This post has me wondering if being curious about a subject can make the “universe” bring an event into your own life. In other words, “what you think about, you bring about.” Today, we are looking at just that with the story of Ambrose Bierce; a man fascinated with writing stories about people who disappear. Let’s look at the disappearing man.
Ambrose Bierce was a writer and sometimes newspaper editor that was known for his sarcastic wit. Ambrose was born on June 24, 1842, in Horse Cave Creek, Ohio. He was the tenth of thirteen children born to his parents. Ambrose left home at the ripe old age of 15 years and later lived with an uncle of his. He entered a military school when he was 17 years old and attended classes on different subjects. In 1861 he joined the military to fight in the American Civil War. He was present for many well-known battles. After being shot in the head and suffering from blackouts and dizziness he left the military in 1865. Mr Bierce married Mary ‘Mollie’ Ellen Day in 1871 and they had three children together. Mr Bierce and his family lived in different areas of England and the United States. He was a contemporary of Mark Twain in San Fransisco and was disliked by Oscar Wilde. Mollie Bierce passed away in 1905 and Ambrose continued to be a fairly prolific writer.
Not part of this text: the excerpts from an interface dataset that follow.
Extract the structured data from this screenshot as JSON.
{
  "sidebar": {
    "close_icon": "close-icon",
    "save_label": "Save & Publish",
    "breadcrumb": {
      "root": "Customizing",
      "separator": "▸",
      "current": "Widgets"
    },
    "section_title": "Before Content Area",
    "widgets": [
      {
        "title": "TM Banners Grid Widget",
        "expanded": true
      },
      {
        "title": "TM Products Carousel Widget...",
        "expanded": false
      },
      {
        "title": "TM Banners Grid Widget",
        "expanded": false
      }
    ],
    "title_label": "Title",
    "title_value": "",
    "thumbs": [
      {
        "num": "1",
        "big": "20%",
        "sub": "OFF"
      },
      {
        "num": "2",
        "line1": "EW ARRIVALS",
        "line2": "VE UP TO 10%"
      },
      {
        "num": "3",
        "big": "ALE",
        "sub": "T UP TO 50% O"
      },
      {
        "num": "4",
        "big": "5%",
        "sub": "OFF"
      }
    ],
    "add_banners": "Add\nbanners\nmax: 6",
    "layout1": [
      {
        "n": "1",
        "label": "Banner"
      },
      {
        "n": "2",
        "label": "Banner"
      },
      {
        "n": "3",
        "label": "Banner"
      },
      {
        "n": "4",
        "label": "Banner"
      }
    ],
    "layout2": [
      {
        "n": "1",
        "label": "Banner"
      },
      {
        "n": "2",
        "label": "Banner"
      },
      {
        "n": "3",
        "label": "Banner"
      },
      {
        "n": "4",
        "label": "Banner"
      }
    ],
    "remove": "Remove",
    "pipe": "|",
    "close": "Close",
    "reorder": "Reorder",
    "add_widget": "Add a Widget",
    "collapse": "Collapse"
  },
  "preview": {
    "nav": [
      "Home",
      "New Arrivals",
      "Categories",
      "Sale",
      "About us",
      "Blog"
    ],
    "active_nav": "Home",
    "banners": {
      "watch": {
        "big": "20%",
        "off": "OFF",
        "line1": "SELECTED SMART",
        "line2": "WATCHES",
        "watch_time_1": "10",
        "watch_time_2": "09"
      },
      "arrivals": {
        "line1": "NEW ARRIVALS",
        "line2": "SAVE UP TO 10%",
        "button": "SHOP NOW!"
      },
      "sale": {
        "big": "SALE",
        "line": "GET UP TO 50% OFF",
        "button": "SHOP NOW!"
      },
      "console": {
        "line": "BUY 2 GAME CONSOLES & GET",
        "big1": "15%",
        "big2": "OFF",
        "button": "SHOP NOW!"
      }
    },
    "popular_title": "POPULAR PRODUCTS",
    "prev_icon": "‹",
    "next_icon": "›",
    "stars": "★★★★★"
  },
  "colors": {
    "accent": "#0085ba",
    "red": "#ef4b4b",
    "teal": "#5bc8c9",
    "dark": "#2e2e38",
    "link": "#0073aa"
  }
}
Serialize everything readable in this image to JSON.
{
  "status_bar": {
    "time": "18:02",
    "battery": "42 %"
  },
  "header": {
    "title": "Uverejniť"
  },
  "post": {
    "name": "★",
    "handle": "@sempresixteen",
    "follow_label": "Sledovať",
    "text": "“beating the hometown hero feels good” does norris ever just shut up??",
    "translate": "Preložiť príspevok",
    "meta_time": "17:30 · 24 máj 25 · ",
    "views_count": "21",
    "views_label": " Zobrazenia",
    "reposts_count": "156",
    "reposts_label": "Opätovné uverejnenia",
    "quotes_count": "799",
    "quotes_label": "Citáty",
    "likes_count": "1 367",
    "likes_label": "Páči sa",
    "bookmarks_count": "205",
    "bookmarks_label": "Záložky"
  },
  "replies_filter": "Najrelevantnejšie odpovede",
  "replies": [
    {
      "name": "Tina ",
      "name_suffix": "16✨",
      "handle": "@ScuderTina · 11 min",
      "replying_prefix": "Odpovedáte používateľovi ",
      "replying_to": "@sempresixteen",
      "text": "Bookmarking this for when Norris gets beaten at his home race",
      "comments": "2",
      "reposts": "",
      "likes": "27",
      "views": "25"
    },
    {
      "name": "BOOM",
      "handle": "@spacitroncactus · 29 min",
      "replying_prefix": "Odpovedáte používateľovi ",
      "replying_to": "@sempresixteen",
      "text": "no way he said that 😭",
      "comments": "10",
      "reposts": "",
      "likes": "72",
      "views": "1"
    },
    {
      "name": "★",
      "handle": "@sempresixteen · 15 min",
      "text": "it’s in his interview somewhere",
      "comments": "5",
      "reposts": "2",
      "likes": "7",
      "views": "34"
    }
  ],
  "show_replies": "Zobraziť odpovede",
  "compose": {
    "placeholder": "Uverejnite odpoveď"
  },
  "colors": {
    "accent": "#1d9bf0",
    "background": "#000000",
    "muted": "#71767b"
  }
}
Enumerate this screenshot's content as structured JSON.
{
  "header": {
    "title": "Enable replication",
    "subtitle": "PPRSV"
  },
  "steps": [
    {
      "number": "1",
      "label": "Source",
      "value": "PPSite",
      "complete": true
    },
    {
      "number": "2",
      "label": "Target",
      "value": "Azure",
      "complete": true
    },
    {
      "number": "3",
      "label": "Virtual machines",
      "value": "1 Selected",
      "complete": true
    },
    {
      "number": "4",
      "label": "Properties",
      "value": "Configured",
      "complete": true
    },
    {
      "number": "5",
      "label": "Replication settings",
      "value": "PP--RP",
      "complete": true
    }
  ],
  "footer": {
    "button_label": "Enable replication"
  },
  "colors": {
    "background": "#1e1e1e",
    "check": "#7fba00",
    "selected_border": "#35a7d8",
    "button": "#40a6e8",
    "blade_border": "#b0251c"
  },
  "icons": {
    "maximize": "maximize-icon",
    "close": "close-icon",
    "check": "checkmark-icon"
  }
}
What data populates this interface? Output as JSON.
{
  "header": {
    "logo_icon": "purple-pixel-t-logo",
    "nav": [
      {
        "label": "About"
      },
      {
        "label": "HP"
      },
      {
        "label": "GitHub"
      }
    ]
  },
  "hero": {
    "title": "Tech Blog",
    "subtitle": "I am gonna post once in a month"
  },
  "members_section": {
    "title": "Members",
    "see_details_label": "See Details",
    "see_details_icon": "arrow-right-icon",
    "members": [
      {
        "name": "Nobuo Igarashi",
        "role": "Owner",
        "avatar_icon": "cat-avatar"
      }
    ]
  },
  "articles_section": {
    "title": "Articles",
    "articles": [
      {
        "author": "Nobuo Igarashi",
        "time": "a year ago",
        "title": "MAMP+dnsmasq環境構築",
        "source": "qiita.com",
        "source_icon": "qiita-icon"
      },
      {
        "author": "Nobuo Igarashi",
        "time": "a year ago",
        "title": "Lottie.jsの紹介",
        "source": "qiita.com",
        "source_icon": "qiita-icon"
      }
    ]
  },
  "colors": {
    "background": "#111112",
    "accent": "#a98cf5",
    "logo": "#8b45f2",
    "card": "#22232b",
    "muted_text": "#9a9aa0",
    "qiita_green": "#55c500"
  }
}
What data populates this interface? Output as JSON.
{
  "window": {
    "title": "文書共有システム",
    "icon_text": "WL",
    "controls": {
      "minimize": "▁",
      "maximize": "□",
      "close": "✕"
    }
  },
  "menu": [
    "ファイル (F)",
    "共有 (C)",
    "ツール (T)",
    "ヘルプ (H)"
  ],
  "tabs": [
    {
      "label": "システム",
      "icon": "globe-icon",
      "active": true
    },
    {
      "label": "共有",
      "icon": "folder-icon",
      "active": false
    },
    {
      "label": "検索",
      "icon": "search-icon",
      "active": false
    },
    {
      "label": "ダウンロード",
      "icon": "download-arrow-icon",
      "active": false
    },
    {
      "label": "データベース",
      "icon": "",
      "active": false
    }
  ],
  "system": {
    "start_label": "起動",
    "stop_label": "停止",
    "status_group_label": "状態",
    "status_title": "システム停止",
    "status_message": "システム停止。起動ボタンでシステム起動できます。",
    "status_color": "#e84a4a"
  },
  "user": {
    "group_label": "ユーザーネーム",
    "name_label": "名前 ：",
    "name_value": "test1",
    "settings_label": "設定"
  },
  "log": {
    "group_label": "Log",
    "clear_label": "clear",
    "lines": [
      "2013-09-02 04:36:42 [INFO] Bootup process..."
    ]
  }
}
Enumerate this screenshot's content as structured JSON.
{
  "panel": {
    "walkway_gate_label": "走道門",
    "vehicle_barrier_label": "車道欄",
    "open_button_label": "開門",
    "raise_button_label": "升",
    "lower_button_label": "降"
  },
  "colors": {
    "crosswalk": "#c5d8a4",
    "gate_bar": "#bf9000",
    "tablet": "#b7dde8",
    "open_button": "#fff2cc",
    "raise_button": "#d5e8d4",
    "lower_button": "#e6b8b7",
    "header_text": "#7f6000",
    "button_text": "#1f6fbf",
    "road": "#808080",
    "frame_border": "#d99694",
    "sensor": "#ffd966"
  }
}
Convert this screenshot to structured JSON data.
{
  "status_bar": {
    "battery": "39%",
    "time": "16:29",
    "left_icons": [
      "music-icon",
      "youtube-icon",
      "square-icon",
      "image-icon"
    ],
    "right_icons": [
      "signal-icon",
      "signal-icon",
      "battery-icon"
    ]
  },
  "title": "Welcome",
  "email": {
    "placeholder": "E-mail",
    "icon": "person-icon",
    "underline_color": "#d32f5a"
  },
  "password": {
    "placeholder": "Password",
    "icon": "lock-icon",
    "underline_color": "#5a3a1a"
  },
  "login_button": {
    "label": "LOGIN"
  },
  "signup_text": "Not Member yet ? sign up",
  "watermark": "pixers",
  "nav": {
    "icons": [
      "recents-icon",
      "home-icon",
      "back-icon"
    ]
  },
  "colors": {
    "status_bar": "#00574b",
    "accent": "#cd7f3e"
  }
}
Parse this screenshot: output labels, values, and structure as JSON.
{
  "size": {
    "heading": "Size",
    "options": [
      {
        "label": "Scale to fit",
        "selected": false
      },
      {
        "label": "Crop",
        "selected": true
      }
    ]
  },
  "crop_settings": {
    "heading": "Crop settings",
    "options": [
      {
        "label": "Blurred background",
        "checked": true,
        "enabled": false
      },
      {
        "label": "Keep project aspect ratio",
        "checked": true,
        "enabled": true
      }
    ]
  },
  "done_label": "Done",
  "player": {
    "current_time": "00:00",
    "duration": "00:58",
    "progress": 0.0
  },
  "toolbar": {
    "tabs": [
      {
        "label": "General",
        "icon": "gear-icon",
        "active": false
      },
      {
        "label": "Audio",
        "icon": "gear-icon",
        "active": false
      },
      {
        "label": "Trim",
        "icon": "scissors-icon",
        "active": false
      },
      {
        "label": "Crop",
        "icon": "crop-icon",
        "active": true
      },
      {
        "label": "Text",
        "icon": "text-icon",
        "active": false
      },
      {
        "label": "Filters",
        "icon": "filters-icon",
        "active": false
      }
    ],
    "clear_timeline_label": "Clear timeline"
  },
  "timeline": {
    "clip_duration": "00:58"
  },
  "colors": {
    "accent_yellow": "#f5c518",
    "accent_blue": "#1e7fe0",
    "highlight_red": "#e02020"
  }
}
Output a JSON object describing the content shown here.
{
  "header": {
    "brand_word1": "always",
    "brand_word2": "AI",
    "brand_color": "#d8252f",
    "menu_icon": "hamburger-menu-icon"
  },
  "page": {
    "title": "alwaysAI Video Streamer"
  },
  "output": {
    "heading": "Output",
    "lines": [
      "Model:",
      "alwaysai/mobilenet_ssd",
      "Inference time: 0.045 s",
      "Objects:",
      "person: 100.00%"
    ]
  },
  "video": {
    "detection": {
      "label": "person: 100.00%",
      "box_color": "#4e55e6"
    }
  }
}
In 1906 he wrote The Devil’s Dictionary which included such passages as: